## Exercise description
Start to finish, write out the entries exactly, leaving the pictures aside.

## Data extracted from a collection
════════════════

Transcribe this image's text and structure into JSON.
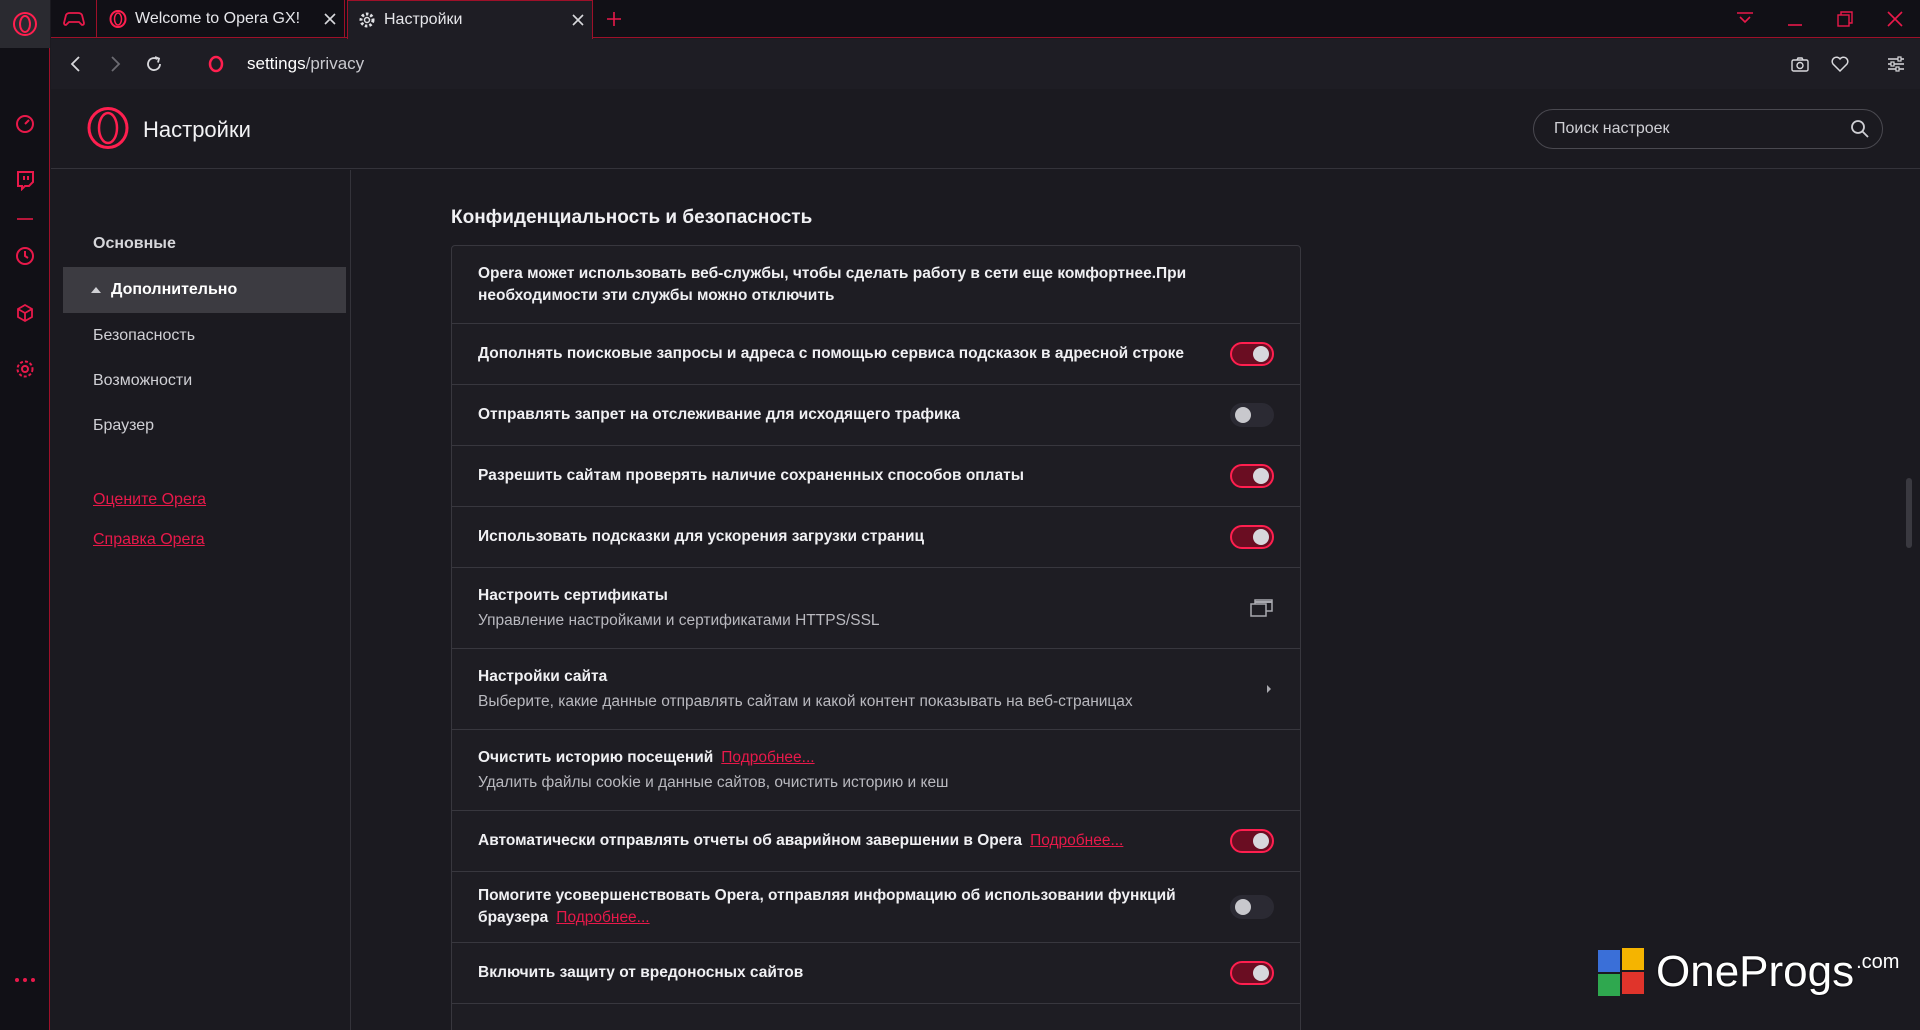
{
  "browser": {
    "tabs": [
      {
        "title": "Welcome to Opera GX!"
      },
      {
        "title": "Настройки"
      }
    ],
    "url_prefix": "settings",
    "url_path": "/privacy"
  },
  "colors": {
    "accent": "#ff1f4f",
    "background": "#1b1a20",
    "card": "#1e1d23"
  },
  "header": {
    "title": "Настройки",
    "search_placeholder": "Поиск настроек"
  },
  "nav": {
    "items": [
      {
        "label": "Основные"
      },
      {
        "label": "Дополнительно"
      },
      {
        "label": "Безопасность"
      },
      {
        "label": "Возможности"
      },
      {
        "label": "Браузер"
      }
    ],
    "links": [
      {
        "label": "Оцените Opera"
      },
      {
        "label": "Справка Opera"
      }
    ]
  },
  "section": {
    "title": "Конфиденциальность и безопасность",
    "intro": "Opera может использовать веб-службы, чтобы сделать работу в сети еще комфортнее.При необходимости эти службы можно отключить",
    "rows": [
      {
        "label": "Дополнять поисковые запросы и адреса с помощью сервиса подсказок в адресной строке",
        "toggle": true
      },
      {
        "label": "Отправлять запрет на отслеживание для исходящего трафика",
        "toggle": false
      },
      {
        "label": "Разрешить сайтам проверять наличие сохраненных способов оплаты",
        "toggle": true
      },
      {
        "label": "Использовать подсказки для ускорения загрузки страниц",
        "toggle": true
      },
      {
        "label": "Настроить сертификаты",
        "sub": "Управление настройками и сертификатами HTTPS/SSL"
      },
      {
        "label": "Настройки сайта",
        "sub": "Выберите, какие данные отправлять сайтам и какой контент показывать на веб-страницах"
      },
      {
        "label": "Очистить историю посещений",
        "more": "Подробнее...",
        "sub": "Удалить файлы cookie и данные сайтов, очистить историю и кеш"
      },
      {
        "label": "Автоматически отправлять отчеты об аварийном завершении в Opera",
        "more": "Подробнее...",
        "toggle": true
      },
      {
        "label": "Помогите усовершенствовать Opera, отправляя информацию об использовании функций браузера",
        "more": "Подробнее...",
        "toggle": false
      },
      {
        "label": "Включить защиту от вредоносных сайтов",
        "toggle": true
      }
    ]
  },
  "watermark": {
    "brand": "OneProgs",
    "domain": ".com"
  }
}
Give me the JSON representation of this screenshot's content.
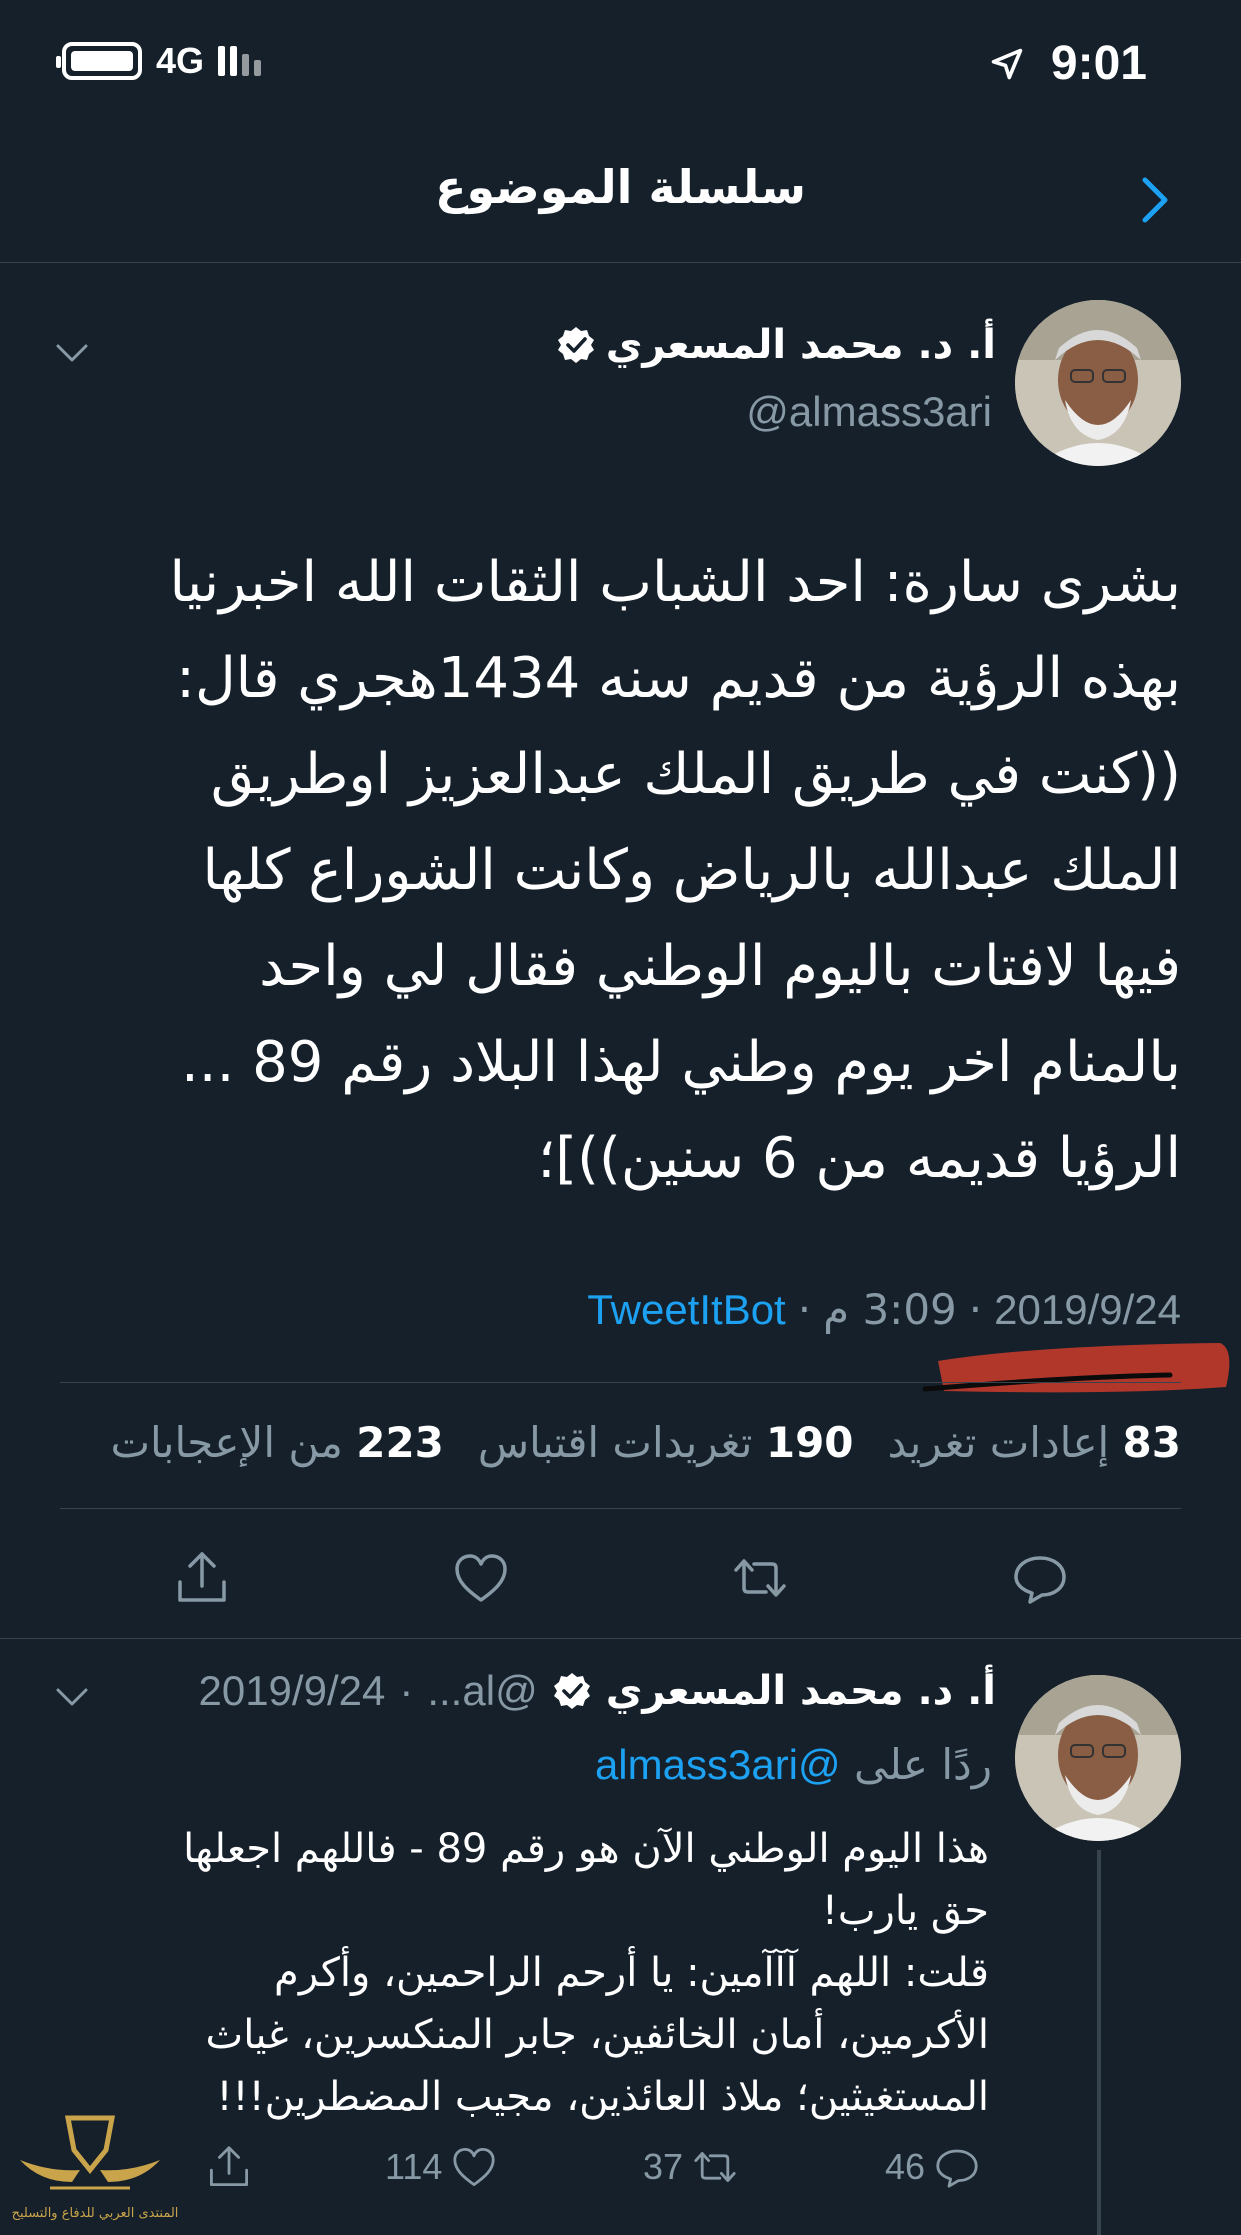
{
  "status_bar": {
    "network": "4G",
    "time": "9:01"
  },
  "header": {
    "title": "سلسلة الموضوع"
  },
  "tweet": {
    "author_name": "أ. د. محمد المسعري",
    "handle": "@almass3ari",
    "text": "بشرى سارة: احد الشباب الثقات الله اخبرنيا\nبهذه الرؤية من قديم سنه 1434هجري قال:\n((كنت في طريق الملك عبدالعزيز اوطريق\nالملك عبدالله بالرياض وكانت الشوراع كلها\nفيها لافتات باليوم الوطني فقال لي واحد\nبالمنام اخر يوم وطني لهذا البلاد رقم 89 ...\nالرؤيا قديمه من 6 سنين))]؛",
    "date": "2019/9/24",
    "time": "3:09 م",
    "separator": "·",
    "via": "TweetItBot",
    "stats": {
      "retweets_count": "83",
      "retweets_label": "إعادات تغريد",
      "quotes_count": "190",
      "quotes_label": "تغريدات اقتباس",
      "likes_count": "223",
      "likes_label": "من الإعجابات"
    }
  },
  "reply": {
    "author_name": "أ. د. محمد المسعري",
    "handle_truncated": "@al...",
    "separator": "·",
    "date": "2019/9/24",
    "replying_label": "ردًا على",
    "replying_to": "@almass3ari",
    "text": "هذا اليوم الوطني الآن هو رقم 89  -  فاللهم اجعلها\nحق يارب!\nقلت: اللهم آآآمين:  يا أرحم الراحمين، وأكرم\nالأكرمين، أمان الخائفين، جابر المنكسرين، غياث\nالمستغيثين؛ ملاذ العائذين، مجيب المضطرين!!!",
    "reply_count": "46",
    "retweet_count": "37",
    "like_count": "114"
  },
  "watermark": {
    "text": "المنتدى العربي للدفاع والتسليح"
  },
  "icons": [
    "battery-icon",
    "signal-icon",
    "location-arrow-icon",
    "back-chevron-icon",
    "verified-badge-icon",
    "chevron-down-icon",
    "reply-icon",
    "retweet-icon",
    "like-icon",
    "share-icon"
  ],
  "colors": {
    "background": "#15202b",
    "accent": "#1da1f2",
    "secondary_text": "#8899a6",
    "divider": "#38444d",
    "annotation_red": "#c0392b"
  }
}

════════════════

## Solved problem
Transcribe this image's text and structure into JSON.
{
  "browser": {
    "tabs": [
      {
        "title": "Welcome to Opera GX!"
      },
      {
        "title": "Настройки"
      }
    ],
    "url_prefix": "settings",
    "url_path": "/privacy"
  },
  "colors": {
    "accent": "#ff1f4f",
    "background": "#1b1a20",
    "card": "#1e1d23"
  },
  "header": {
    "title": "Настройки",
    "search_placeholder": "Поиск настроек"
  },
  "nav": {
    "items": [
      {
        "label": "Основные"
      },
      {
        "label": "Дополнительно"
      },
      {
        "label": "Безопасность"
      },
      {
        "label": "Возможности"
      },
      {
        "label": "Браузер"
      }
    ],
    "links": [
      {
        "label": "Оцените Opera"
      },
      {
        "label": "Справка Opera"
      }
    ]
  },
  "section": {
    "title": "Конфиденциальность и безопасность",
    "intro": "Opera может использовать веб-службы, чтобы сделать работу в сети еще комфортнее.При необходимости эти службы можно отключить",
    "rows": [
      {
        "label": "Дополнять поисковые запросы и адреса с помощью сервиса подсказок в адресной строке",
        "toggle": true
      },
      {
        "label": "Отправлять запрет на отслеживание для исходящего трафика",
        "toggle": false
      },
      {
        "label": "Разрешить сайтам проверять наличие сохраненных способов оплаты",
        "toggle": true
      },
      {
        "label": "Использовать подсказки для ускорения загрузки страниц",
        "toggle": true
      },
      {
        "label": "Настроить сертификаты",
        "sub": "Управление настройками и сертификатами HTTPS/SSL"
      },
      {
        "label": "Настройки сайта",
        "sub": "Выберите, какие данные отправлять сайтам и какой контент показывать на веб-страницах"
      },
      {
        "label": "Очистить историю посещений",
        "more": "Подробнее...",
        "sub": "Удалить файлы cookie и данные сайтов, очистить историю и кеш"
      },
      {
        "label": "Автоматически отправлять отчеты об аварийном завершении в Opera",
        "more": "Подробнее...",
        "toggle": true
      },
      {
        "label": "Помогите усовершенствовать Opera, отправляя информацию об использовании функций браузера",
        "more": "Подробнее...",
        "toggle": false
      },
      {
        "label": "Включить защиту от вредоносных сайтов",
        "toggle": true
      }
    ]
  },
  "watermark": {
    "brand": "OneProgs",
    "domain": ".com"
  }
}
Give me the JSON representation of this screenshot's content.
{
  "status_bar": {
    "network": "4G",
    "time": "9:01"
  },
  "header": {
    "title": "سلسلة الموضوع"
  },
  "tweet": {
    "author_name": "أ. د. محمد المسعري",
    "handle": "@almass3ari",
    "text": "بشرى سارة: احد الشباب الثقات الله اخبرنيا\nبهذه الرؤية من قديم سنه 1434هجري قال:\n((كنت في طريق الملك عبدالعزيز اوطريق\nالملك عبدالله بالرياض وكانت الشوراع كلها\nفيها لافتات باليوم الوطني فقال لي واحد\nبالمنام اخر يوم وطني لهذا البلاد رقم 89 ...\nالرؤيا قديمه من 6 سنين))]؛",
    "date": "2019/9/24",
    "time": "3:09 م",
    "separator": "·",
    "via": "TweetItBot",
    "stats": {
      "retweets_count": "83",
      "retweets_label": "إعادات تغريد",
      "quotes_count": "190",
      "quotes_label": "تغريدات اقتباس",
      "likes_count": "223",
      "likes_label": "من الإعجابات"
    }
  },
  "reply": {
    "author_name": "أ. د. محمد المسعري",
    "handle_truncated": "@al...",
    "separator": "·",
    "date": "2019/9/24",
    "replying_label": "ردًا على",
    "replying_to": "@almass3ari",
    "text": "هذا اليوم الوطني الآن هو رقم 89  -  فاللهم اجعلها\nحق يارب!\nقلت: اللهم آآآمين:  يا أرحم الراحمين، وأكرم\nالأكرمين، أمان الخائفين، جابر المنكسرين، غياث\nالمستغيثين؛ ملاذ العائذين، مجيب المضطرين!!!",
    "reply_count": "46",
    "retweet_count": "37",
    "like_count": "114"
  },
  "watermark": {
    "text": "المنتدى العربي للدفاع والتسليح"
  },
  "icons": [
    "battery-icon",
    "signal-icon",
    "location-arrow-icon",
    "back-chevron-icon",
    "verified-badge-icon",
    "chevron-down-icon",
    "reply-icon",
    "retweet-icon",
    "like-icon",
    "share-icon"
  ],
  "colors": {
    "background": "#15202b",
    "accent": "#1da1f2",
    "secondary_text": "#8899a6",
    "divider": "#38444d",
    "annotation_red": "#c0392b"
  }
}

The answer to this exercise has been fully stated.